TMPL’s multimedia experiment is something that you should experience for yourself to fully grasp it. You can check out their website at They also have a Soundcloud at

Nicole Sumner is a writer and editorial associate at Broken Pencil for the summer. 

Zine Excerpt: Menstruate #2

Menstruate the Magazine for Straight Men Vol. 2: A Galaxy of Life Fills the Night
By Hart,, $20.00

EXCERPT_Menstruate Zine 2

Hart is an artist, videographer and zinemaker based in the shadows of Montreal. We’re stoked to be presenting these images from Menstruate #2, a beautiful, sexy and bizarre assemblage of collage, painting, sketches and other found pieces. Hart says the zine is “three years in the making – humour, art and tragedy. A universe assembled in chapters. An experience.  A project begun amongst failures in London, Ontario, Toronto and finalized in Montreal.”

Although his brilliant and confusing letter to Broken Pencil didn’t explain exactly why the zine is called Menstruate, it did leave us with the following poem about life’s disappointment:


Every path forward is buttered
Margerine stains the seat of my pants


What do I have to hold
But a fistful of thinning hair?


The highlight of my week
has been crying
While cutting onions



Hart will be debuting Menstruate issue #3 at Canzine Toronto.

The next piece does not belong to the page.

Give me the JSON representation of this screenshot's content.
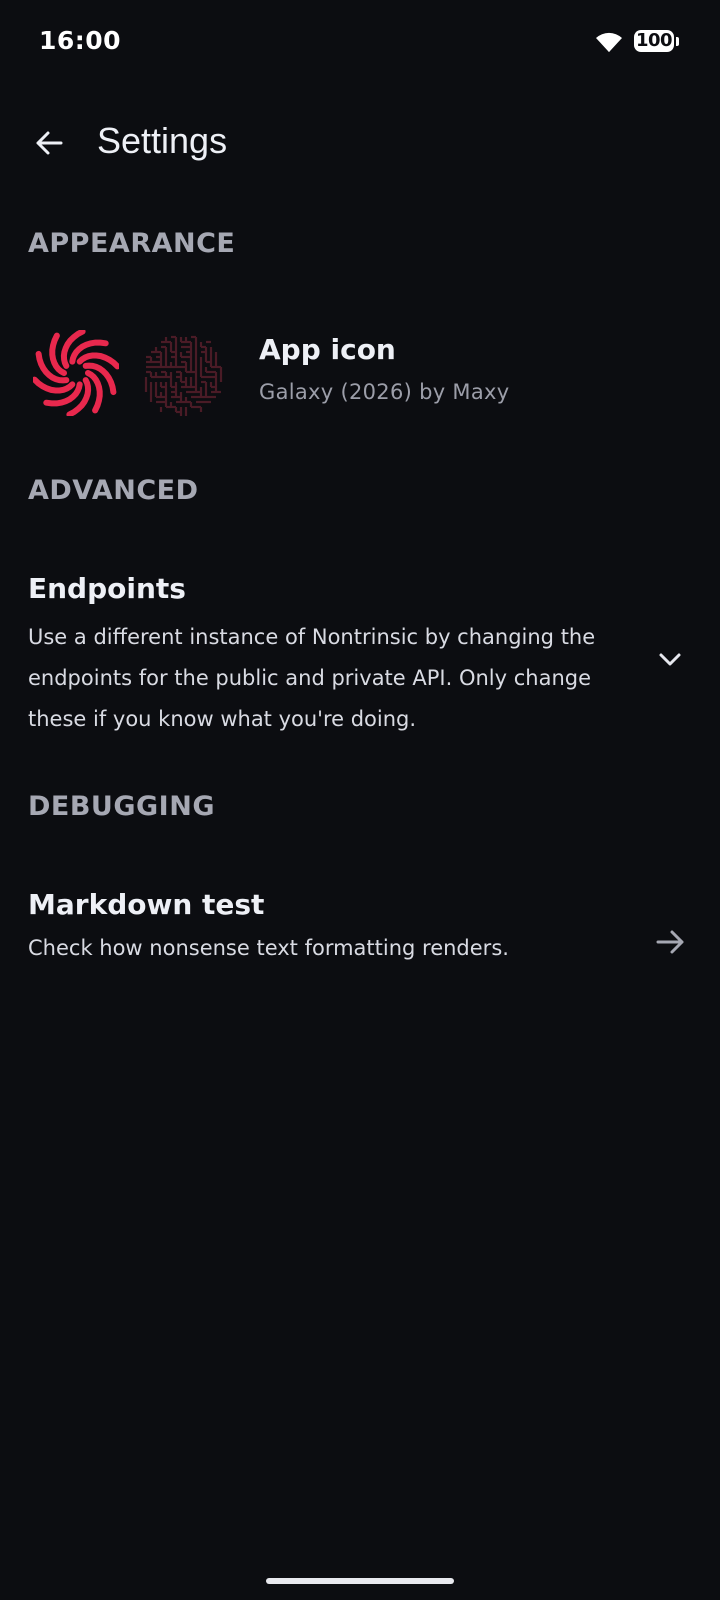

In the meantime, enjoy the excerpts above and below.

Jonathan’s Pick: Qweendom


For the uninitiated, ballroom house (also called vogue house) might seem abrasive or confusing — some combination of chanting and rapping over a fast-paced, rap and R&B influenced house beats with a repeating “crash” sound originated by “The Ha Dance” by Masters at Work. This is music made primarily for people in the underground ballroom scene to vogue to, having evolved and gotten faster alongside the dance’s evolution. But within the somewhat tight parameters of this genre, a slew of creative forces, be they the commentators, DJs or ballroom participants, almost all of them queer and trans people of colour, have found unlimited possibilities.

Perhaps the biggest crew of musicians working in ballroom today is Qween Beat, and despite having dozens of hits and hugely successful independent careers in ballroom, the supergroup’s offical debut album Qweendom dropped only this week. From the short, chant-centric “Some Type of Way” by Gregg Evisu XL and Jay R Neutron to tracks revisiting classic ballroom sounds like “Legendary Children” from Byrell The Great, there’s something for every era and every category of ballroom here, as well as for those whose interest in the scene left off with Paris Is Burning.

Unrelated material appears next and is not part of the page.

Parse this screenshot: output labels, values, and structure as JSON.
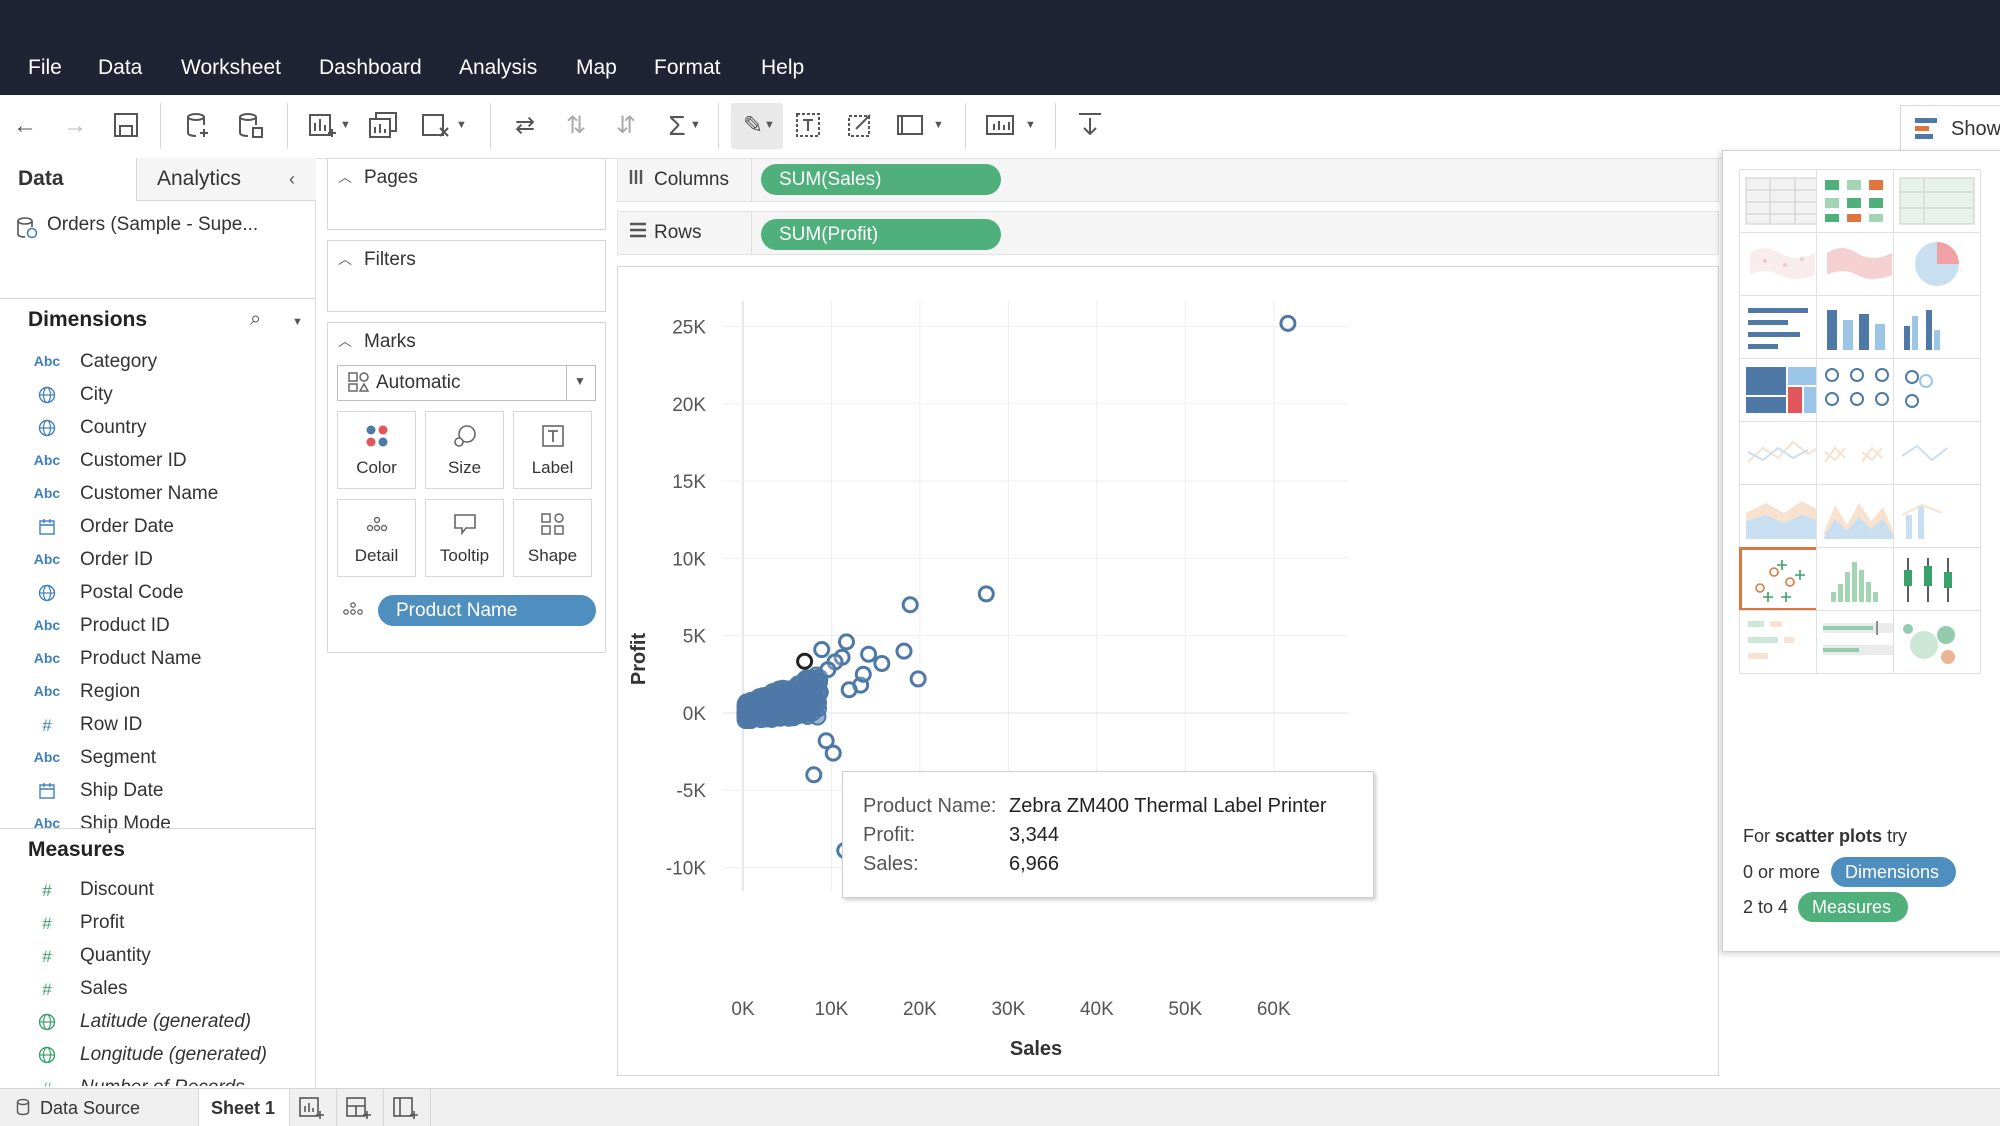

Press play and let it on out! Get into Qween Beat and Qweendom here. 

Jonathan Valelly is a writer, editor and community artist living in Toronto. He’s also a member of ballroom’s House of Xclusive Lanvin and Father of the kiki ballroom scene’s House of Constantine. He is the Assistant Editor of Broken Pencil.